But that trick won’t work for darker complexions, noted Lindsey Myers, founder and CEO of the colour analysis and style company Created Colorful. “A big reason I started my company is because a lot of what’s online for determining skin tone is centred on white skin and isn’t accurate for people of colour.”

Expert consultation can come in handy when the vein test doesn't apply.
martinedoucet via Getty Images
Expert consultation can come in handy when the vein test doesn't apply.

She offered this test as a better option: “If you want to know which colours look best on you, actually hold different colours up to your face when it’s makeup-free and in natural light,” she said. “See how your eyes, skin and hair react to those colours in real time. Then drape clothing items of different colours across your shoulders and snap a selfie of each.” She suggests a friend-lifeline to help you decide. “Send a few friends a screenshot of your camera roll, with the grid of colour selfies. Where their responses overlap will reveal some of your best and least flattering colours.”

It’s not necessarily scientific, but it can be helpful. “This method will at least give you a bank of flattering colours you can rely on for special occasions, photo shoots and whenever you want to feel vibrant. It will also help you avoid investing in colours that are going to wash you out and drain your glow.”

How ageing affects your palette

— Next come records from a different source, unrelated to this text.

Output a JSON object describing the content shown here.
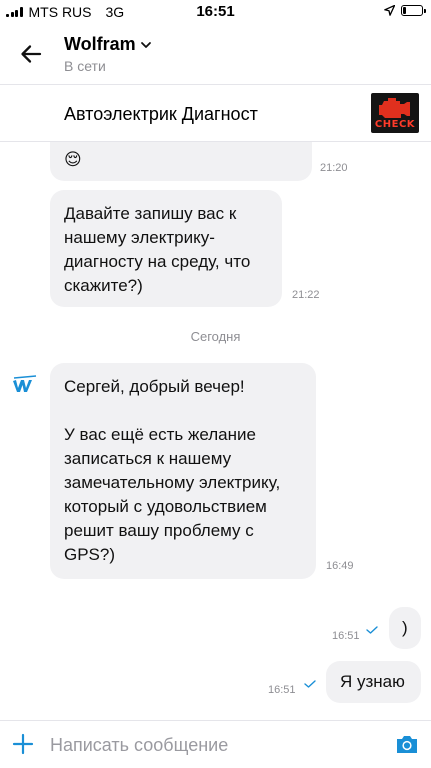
{
  "status_bar": {
    "carrier": "MTS RUS",
    "network": "3G",
    "time": "16:51",
    "battery_level": 0.2,
    "icons": [
      "signal-icon",
      "location-icon",
      "battery-icon"
    ]
  },
  "header": {
    "title": "Wolfram",
    "status": "В сети",
    "icons": [
      "back-arrow-icon",
      "chevron-down-icon"
    ]
  },
  "pinned": {
    "text": "Автоэлектрик Диагност",
    "image_caption": "CHECK"
  },
  "messages": {
    "m1": {
      "text": "Конечно, мы всегда готовы 😌",
      "visible_text": "😌",
      "time": "21:20"
    },
    "m2": {
      "text": "Давайте запишу вас к\nнашему электрику-\nдиагносту на среду, что\nскажите?)",
      "time": "21:22"
    },
    "date_separator": "Сегодня",
    "m3": {
      "text": "Сергей, добрый вечер!\n\nУ вас ещё есть желание\nзаписаться к нашему\nзамечательному электрику,\nкоторый с удовольствием\nрешит вашу проблему с\nGPS?)",
      "time": "16:49"
    },
    "m4": {
      "text": ")",
      "time": "16:51",
      "read": true
    },
    "m5": {
      "text": "Я узнаю",
      "time": "16:51",
      "read": true
    }
  },
  "composer": {
    "placeholder": "Написать сообщение",
    "icons": [
      "plus-icon",
      "camera-icon"
    ]
  },
  "colors": {
    "accent": "#1a8fd6",
    "bubble": "#f1f1f3",
    "secondary_text": "#8e8e93",
    "check_red": "#e0301e"
  }
}
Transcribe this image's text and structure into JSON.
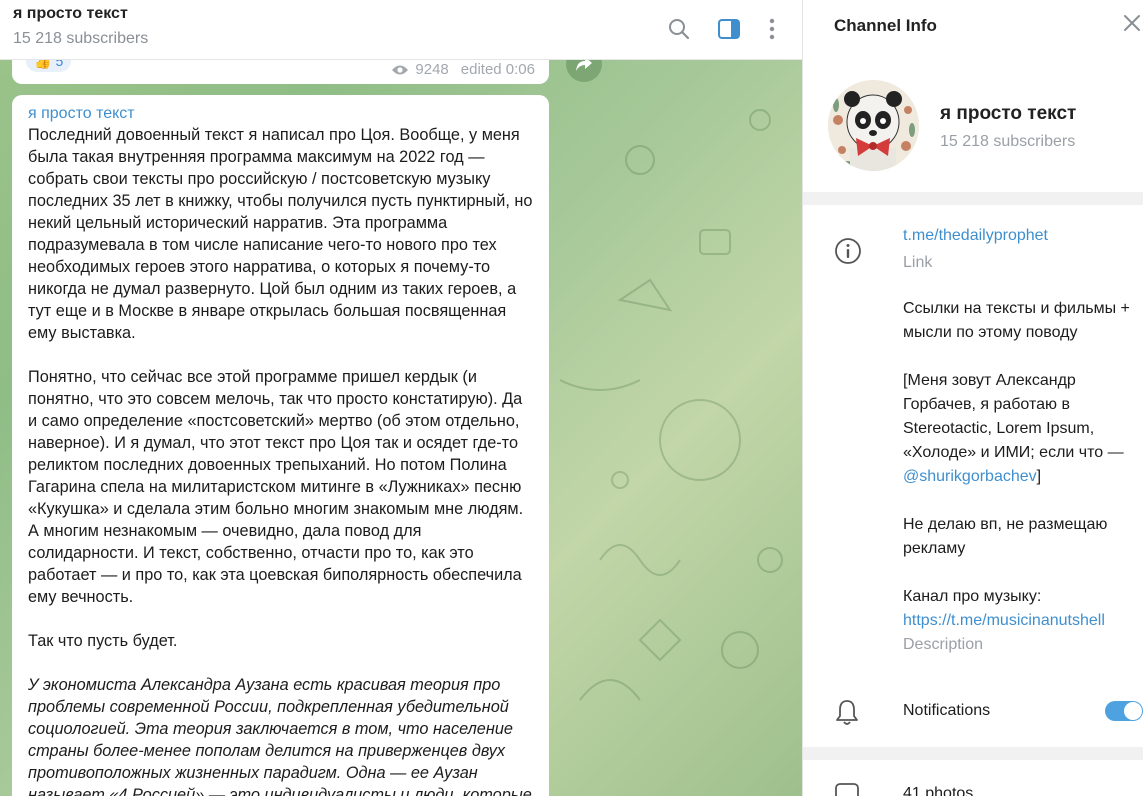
{
  "chat": {
    "title": "я просто текст",
    "subscribers": "15 218 subscribers",
    "prev_message": {
      "reaction_emoji": "👍",
      "reaction_count": "5",
      "views": "9248",
      "edited": "edited 0:06"
    },
    "message": {
      "author": "я просто текст",
      "paragraphs": [
        "Последний довоенный текст я написал про Цоя. Вообще, у меня была такая внутренняя программа максимум на 2022 год — собрать свои тексты про российскую / постсоветскую музыку последних 35 лет в книжку, чтобы получился пусть пунктирный, но некий цельный исторический нарратив. Эта программа подразумевала в том числе написание чего-то нового про тех необходимых героев этого нарратива, о которых я почему-то никогда не думал развернуто. Цой был одним из таких героев, а тут еще и в Москве в январе открылась большая посвященная ему выставка.",
        "Понятно, что сейчас все этой программе пришел кердык (и понятно, что это совсем мелочь, так что просто констатирую). Да и само определение «постсоветский» мертво (об этом отдельно, наверное). И я думал, что этот текст про Цоя так и осядет где-то реликтом последних довоенных трепыханий. Но потом Полина Гагарина спела на милитаристском митинге в «Лужниках» песню «Кукушка» и сделала этим больно многим знакомым мне людям. А многим незнакомым — очевидно, дала повод для солидарности. И текст, собственно, отчасти про то, как это работает — и про то, как эта цоевская биполярность обеспечила ему вечность.",
        "Так что пусть будет.",
        "У экономиста Александра Аузана есть красивая теория про проблемы современной России, подкрепленная убедительной социологией. Эта теория заключается в том, что население страны более-менее пополам делится на приверженцев двух противоположных жизненных парадигм. Одна — ее Аузан называет «4 Россией» — это индивидуалисты и люди, которые не"
      ]
    }
  },
  "info": {
    "title": "Channel Info",
    "channel_name": "я просто текст",
    "subscribers": "15 218 subscribers",
    "link": "t.me/thedailyprophet",
    "link_caption": "Link",
    "description": {
      "line1": "Ссылки на тексты и фильмы + мысли по этому поводу",
      "line2_prefix": "[Меня зовут Александр Горбачев, я работаю в Stereotactic, Lorem Ipsum, «Холоде» и ИМИ; если что — ",
      "line2_handle": "@shurikgorbachev",
      "line2_suffix": "]",
      "line3": "Не делаю вп, не размещаю рекламу",
      "line4": "Канал про музыку:",
      "line4_link": "https://t.me/musicinanutshell"
    },
    "description_caption": "Description",
    "notifications_label": "Notifications",
    "notifications_on": true,
    "photos_label": "41 photos"
  },
  "colors": {
    "accent": "#3f8fce",
    "toggle": "#4ea2e0",
    "muted": "#9aa0a6"
  },
  "icons": [
    "search-icon",
    "sidebar-toggle-icon",
    "more-vertical-icon",
    "close-icon",
    "info-icon",
    "bell-icon",
    "photo-icon",
    "eye-icon",
    "share-icon"
  ]
}
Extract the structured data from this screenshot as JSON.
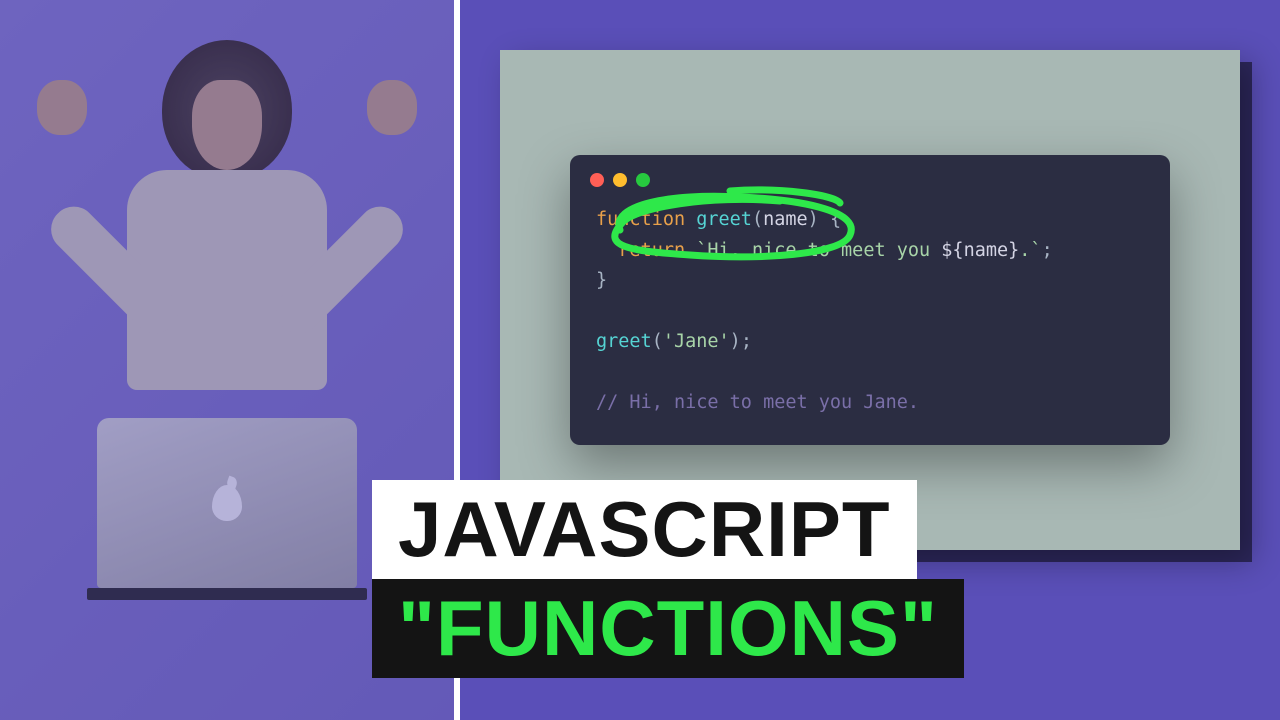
{
  "title": {
    "line1": "JAVASCRIPT",
    "line2": "\"FUNCTIONS\""
  },
  "code": {
    "keyword_function": "function",
    "fn_name": "greet",
    "param": "name",
    "keyword_return": "return",
    "string_open": "`Hi, nice to meet you ",
    "interp_open": "${",
    "interp_var": "name",
    "interp_close": "}",
    "string_close": ".`",
    "call_fn": "greet",
    "call_arg": "'Jane'",
    "comment": "// Hi, nice to meet you Jane."
  },
  "colors": {
    "bg_purple": "#5a4fb8",
    "slide_bg": "#a8b8b4",
    "code_bg": "#2b2d42",
    "annot_green": "#2ee84a"
  }
}
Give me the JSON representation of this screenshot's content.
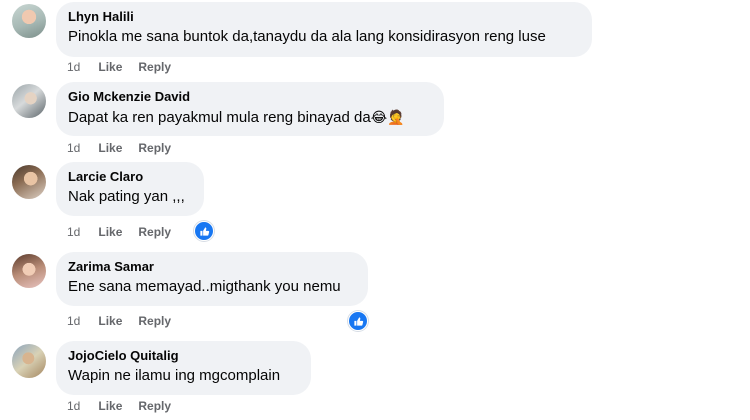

Once you know your palette, it will stay pretty much the same for many years, experts said. “In most cases, your colouring and palette are stable from your late teens until around the time of menopause,” Myers said. “Our skin tends to cool slightly with age, and as our hair greys, it adds to this cooling effect.

“As they get older, some people in warm palettes might drop some of the warmest shades that previously flattered them, like pumpkin oranges or golden yellow, and start to add in some neutral blues, greens and pinks to the rotation. But the majority of their best colours will remain constant.”

Your palette extends from your wardrobe to your makeup bag

Stylist and fashion director Zadrian Smith said, “A personal makeup palette should be your go-to shades that will stick with you for all time. I love my personal palette that defines me and the colour of my skin, leaving me feeling confident and strong.”

Wondering how to translate your new palette knowledge into makeup choices? Jeanine Lobell is a makeup artist and founder of the Neen cosmetics brand. “Lucky me, I know how to do makeup, so I don’t personally need a lot of help, but TikTok is your friend,” she said. “Find an artist whose look is something you aspire to, and just kick back and watch.

If you’re still struggling, Smith suggested in-person consultation: “I’m a firm believer that in-store contact for cosmetics is the way to go, because you can see the products in person and try them on,” he said. “Online services are great for the people with ‘no time,’ but you won’t perfect your perfect shade via a screen.”

Is it worth it? Yes, say the experts

Steele said this is a topic worth considering. “I can’t emphasise enough to find a colour or colours you love, then seasonally or annually, start incorporating these colours into your wardrobe and makeup,” she said. Soon you’ll have curated your own personal colour palette, and you’ll be wearing colours you love. That always makes a person shine their brightest, no matter what the shade.”